WORK TASK
With pictures omitted, output the records below exactly as they appear.

[Opening SOURCE MATERIAL section]

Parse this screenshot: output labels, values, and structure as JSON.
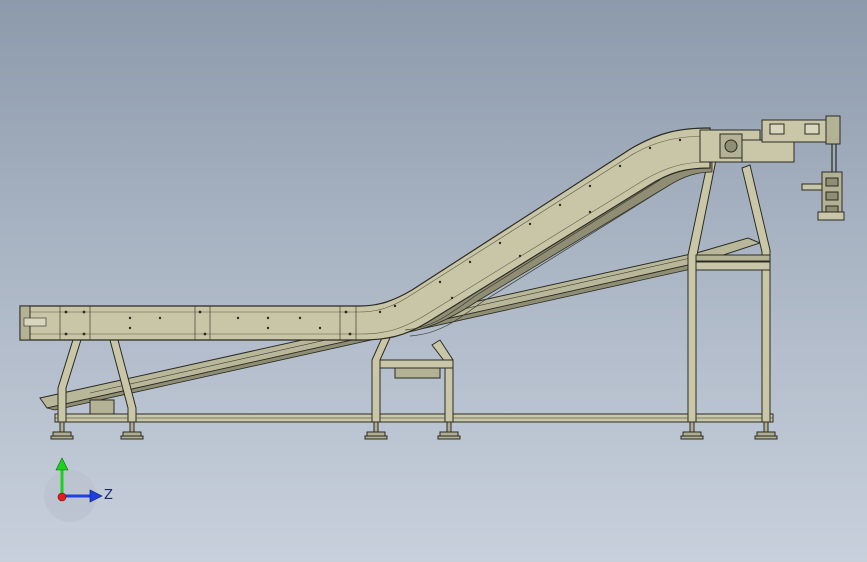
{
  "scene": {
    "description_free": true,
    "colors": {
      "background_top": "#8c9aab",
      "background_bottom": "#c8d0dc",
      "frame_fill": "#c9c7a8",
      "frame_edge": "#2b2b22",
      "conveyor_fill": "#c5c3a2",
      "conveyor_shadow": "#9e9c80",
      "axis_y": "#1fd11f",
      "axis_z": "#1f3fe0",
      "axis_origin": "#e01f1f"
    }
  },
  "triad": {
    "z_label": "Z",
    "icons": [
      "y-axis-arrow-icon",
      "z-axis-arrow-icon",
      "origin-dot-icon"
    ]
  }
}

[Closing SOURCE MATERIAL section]

WRITTEN ANSWER
Parse this screenshot: output labels, values, and structure as JSON.
{
  "scene": {
    "description_free": true,
    "colors": {
      "background_top": "#8c9aab",
      "background_bottom": "#c8d0dc",
      "frame_fill": "#c9c7a8",
      "frame_edge": "#2b2b22",
      "conveyor_fill": "#c5c3a2",
      "conveyor_shadow": "#9e9c80",
      "axis_y": "#1fd11f",
      "axis_z": "#1f3fe0",
      "axis_origin": "#e01f1f"
    }
  },
  "triad": {
    "z_label": "Z",
    "icons": [
      "y-axis-arrow-icon",
      "z-axis-arrow-icon",
      "origin-dot-icon"
    ]
  }
}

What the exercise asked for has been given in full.